A less common form of transmutation is when community property is transmuted to become the separate property of one spouse. Least common is when one spouse’s separate property is transmuted to become the other spouse’s separate property.
Transmutation can occur when a spouse’s separate property is commingled (mixed or combined) with community property in such a way as to lose its separate character. For example, if a spouse deposits his/her separate funds into a marital account, those funds become commingled.
Commingling creates a presumption in the law that the commingled money or property is now community property. This presumption can be overcome if the separate property is still clearly identifiable or can be traced to a separate property source. If the commingling happened long ago, often such tracing is difficult to do.
A common exception is when a spouse uses separate property funds as a down payment on a marital home. It’s normally relatively easy to trace (or simply agree upon) the down payment transaction. Therefore the down payment funds normally retain their character as separate property.
Transmutation – Basic Law
In the absence of commingling, a transmutation is not legally valid unless:
- It is declared in a written document which
- clearly states that the characterization or ownership of the property is being changed and
- clearly shows the acceptance of the spouse who is adversely affected by the transmutation.
The “in writing” requirement does not apply to a gift between the spouses of items such as clothing, jewelry or other tangible personal items, as long as:
- The item is used solely or principally by the spouse who received the gift and
- The item is not substantial in value when taking into account the financial circumstances of the marriage.
Fiduciary Duty and Transmutation
In a marriage, the spouses have a duty of the highest good faith and fair dealing with each other. Under this duty, neither may take any unfair advantage of the other. As regards community property and debt, this duty continues until the property has been divided by themselves or by a court. The duty includes an obligation to do the following if requested by the other spouse:
- fully disclose all material information regarding all assets and liabilities in which the community has or may have an interest and
- provide equal access to all information and records pertaining to these assets and liabilities.
With respect to a transaction between spouses affecting community property, the fiduciary duty includes:
- providing access at all times to records regarding the transaction; and
- providing on request full and true information of everything affecting the transaction.

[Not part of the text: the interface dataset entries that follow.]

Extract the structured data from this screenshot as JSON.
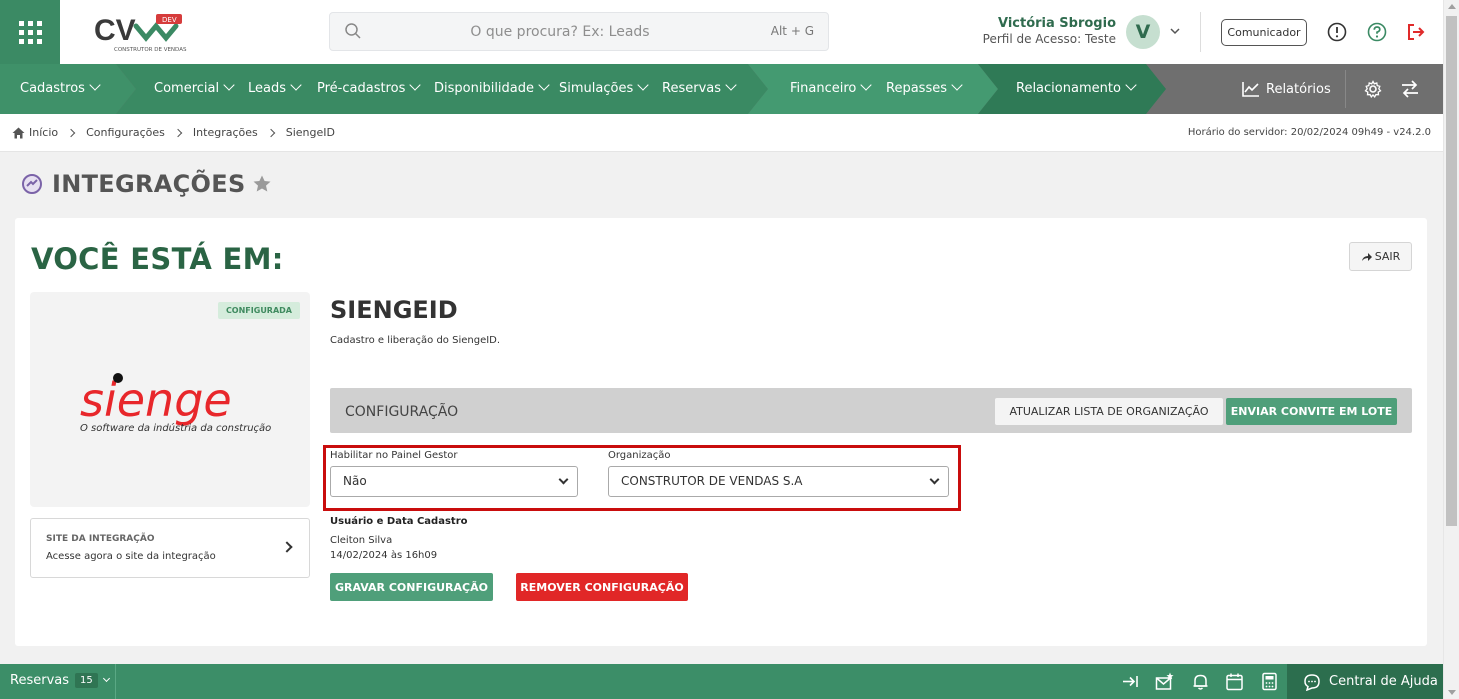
{
  "header": {
    "logo_text": "CV",
    "logo_badge": "DEV",
    "logo_sub": "CONSTRUTOR DE VENDAS",
    "search_placeholder": "O que procura? Ex: Leads",
    "search_shortcut": "Alt + G",
    "user_name": "Victória Sbrogio",
    "user_profile": "Perfil de Acesso: Teste",
    "avatar_initial": "V",
    "comunicador_label": "Comunicador",
    "icons": [
      "apps-grid-icon",
      "search-icon",
      "chevron-down-icon",
      "info-icon",
      "help-icon",
      "logout-icon"
    ]
  },
  "nav": {
    "items": [
      {
        "label": "Cadastros"
      },
      {
        "label": "Comercial"
      },
      {
        "label": "Leads"
      },
      {
        "label": "Pré-cadastros"
      },
      {
        "label": "Disponibilidade"
      },
      {
        "label": "Simulações"
      },
      {
        "label": "Reservas"
      },
      {
        "label": "Financeiro"
      },
      {
        "label": "Repasses"
      },
      {
        "label": "Relacionamento"
      }
    ],
    "reports_label": "Relatórios",
    "colors": {
      "dark": "#2f7a56",
      "mid": "#3f9169",
      "light": "#4f9f7a"
    }
  },
  "breadcrumb": {
    "items": [
      "Início",
      "Configurações",
      "Integrações",
      "SiengeID"
    ],
    "server_time": "Horário do servidor: 20/02/2024 09h49 - v24.2.0"
  },
  "page": {
    "title": "INTEGRAÇÕES",
    "you_are_here": "VOCÊ ESTÁ EM:",
    "exit_label": "SAIR"
  },
  "integration": {
    "status_badge": "CONFIGURADA",
    "logo_word": "sienge",
    "logo_tagline": "O software da indústria da construção",
    "site_title": "SITE DA INTEGRAÇÃO",
    "site_desc": "Acesse agora o site da integração",
    "name": "SIENGEID",
    "description": "Cadastro e liberação do SiengeID.",
    "config_label": "CONFIGURAÇÃO",
    "btn_update_org": "ATUALIZAR LISTA DE ORGANIZAÇÃO",
    "btn_invite": "ENVIAR CONVITE EM LOTE",
    "field_panel_label": "Habilitar no Painel Gestor",
    "field_panel_value": "Não",
    "field_org_label": "Organização",
    "field_org_value": "CONSTRUTOR DE VENDAS S.A",
    "meta_title": "Usuário e Data Cadastro",
    "meta_user": "Cleiton Silva",
    "meta_date": "14/02/2024 às 16h09",
    "btn_save": "GRAVAR CONFIGURAÇÃO",
    "btn_remove": "REMOVER CONFIGURAÇÃO"
  },
  "footer": {
    "reservas_label": "Reservas",
    "reservas_count": "15",
    "help_label": "Central de Ajuda"
  }
}
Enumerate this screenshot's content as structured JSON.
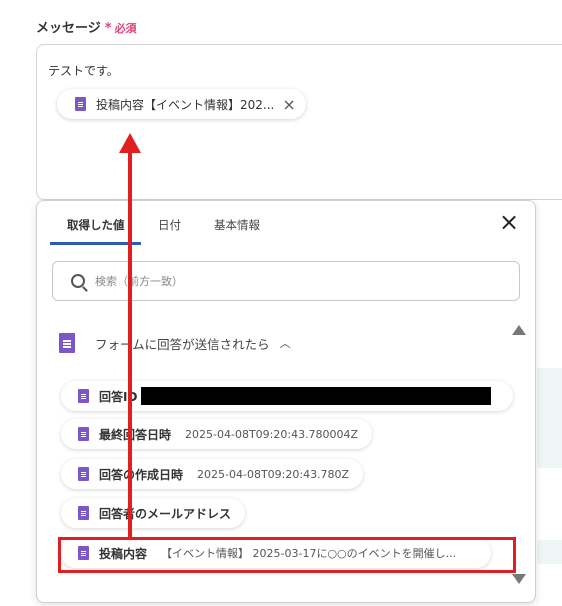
{
  "field": {
    "label": "メッセージ",
    "required_star": "*",
    "required_text": "必須"
  },
  "message": {
    "text": "テストです。",
    "token": {
      "label": "投稿内容【イベント情報】202...",
      "close_icon": "×"
    }
  },
  "popup": {
    "tabs": [
      "取得した値",
      "日付",
      "基本情報"
    ],
    "active_tab": 0,
    "close_icon": "×",
    "search": {
      "placeholder": "検索（前方一致）"
    },
    "group": {
      "title": "フォームに回答が送信されたら",
      "caret": "︿"
    },
    "items": [
      {
        "name": "回答ID",
        "value": ""
      },
      {
        "name": "最終回答日時",
        "value": "2025-04-08T09:20:43.780004Z"
      },
      {
        "name": "回答の作成日時",
        "value": "2025-04-08T09:20:43.780Z"
      },
      {
        "name": "回答者のメールアドレス",
        "value": ""
      },
      {
        "name": "投稿内容",
        "value": "【イベント情報】 2025-03-17に○○のイベントを開催し..."
      }
    ]
  },
  "colors": {
    "accent": "#2e5bb8",
    "required": "#e0457b",
    "doc_icon": "#7b57c9",
    "annotation": "#e02020"
  }
}
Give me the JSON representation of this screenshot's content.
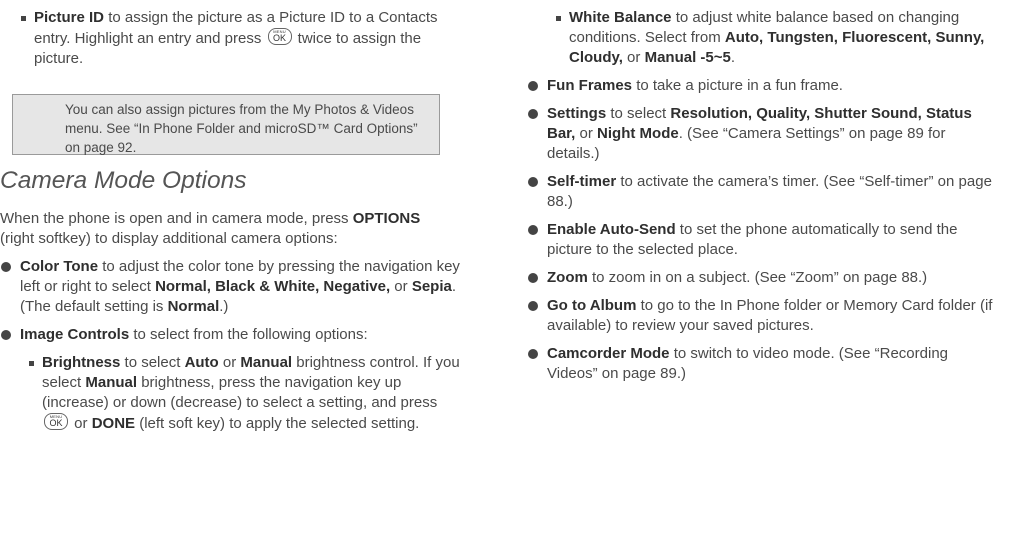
{
  "left": {
    "picture_id": {
      "term": "Picture ID",
      "text1": " to assign the picture as a Picture ID to a Contacts entry. Highlight an entry and press ",
      "text2": " twice to assign the picture."
    },
    "note": "You can also assign pictures from the My Photos & Videos menu. See “In Phone Folder and microSD™ Card Options” on page 92.",
    "heading": "Camera Mode Options",
    "intro": {
      "text1": "When the phone is open and in camera mode, press ",
      "options": "OPTIONS",
      "text2": " (right softkey) to display additional camera options:"
    },
    "color_tone": {
      "term": "Color Tone",
      "text1": " to adjust the color tone by pressing the navigation key left or right to select ",
      "opts": "Normal, Black & White, Negative,",
      "text2": " or ",
      "sepia": "Sepia",
      "text3": ". (The default setting is ",
      "normal": "Normal",
      "text4": ".)"
    },
    "image_controls": {
      "term": "Image Controls",
      "text": " to select from the following options:"
    },
    "brightness": {
      "term": "Brightness",
      "text1": " to select ",
      "auto": "Auto",
      "text2": " or ",
      "manual": "Manual",
      "text3": " brightness control. If you select ",
      "manual2": "Manual",
      "text4": " brightness, press the navigation key up (increase) or down (decrease) to select a setting, and press ",
      "text5": " or ",
      "done": "DONE",
      "text6": " (left soft key) to apply the selected setting."
    }
  },
  "right": {
    "white_balance": {
      "term": "White Balance",
      "text1": " to adjust white balance based on changing conditions. Select from ",
      "opts": "Auto, Tungsten, Fluorescent, Sunny, Cloudy,",
      "text2": " or ",
      "manual": "Manual -5~5",
      "text3": "."
    },
    "fun_frames": {
      "term": "Fun Frames",
      "text": " to take a picture in a fun frame."
    },
    "settings": {
      "term": "Settings",
      "text1": " to select ",
      "opts": "Resolution, Quality, Shutter Sound, Status Bar,",
      "text2": " or ",
      "night": "Night Mode",
      "text3": ". (See “Camera Settings” on page 89 for details.)"
    },
    "self_timer": {
      "term": "Self-timer",
      "text": " to activate the camera’s timer. (See “Self-timer” on page 88.)"
    },
    "auto_send": {
      "term": "Enable Auto-Send",
      "text": " to set the phone automatically to send the picture to the selected place."
    },
    "zoom": {
      "term": "Zoom",
      "text": " to zoom in on a subject. (See “Zoom” on page 88.)"
    },
    "album": {
      "term": "Go to Album",
      "text": " to go to the In Phone folder or Memory Card folder (if available) to review your saved pictures."
    },
    "camcorder": {
      "term": "Camcorder Mode",
      "text": " to switch to video mode. (See “Recording Videos” on page 89.)"
    }
  },
  "ok_key": {
    "menu": "MENU",
    "ok": "OK"
  }
}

Because of this fiduciary duty, there is a presumption in the law that an interspousal transfer that unfairly advantages one spouse was induced by undue influence. The advantaged spouse must overcome this presumption by showing that the disadvantaged spouse’s consent was:
- freely and voluntarily made;
- with a full knowledge of all the facts; and
- with a complete understanding of the effect of the transaction.
The information above is provided to help you understand some legal basics that may be relevant to your situation. It was obtained mainly from California Judges Benchguide 202 – Property Characterization and Division. The law in this area is fairly complex. You may benefit from obtaining legal advice about your particular situation.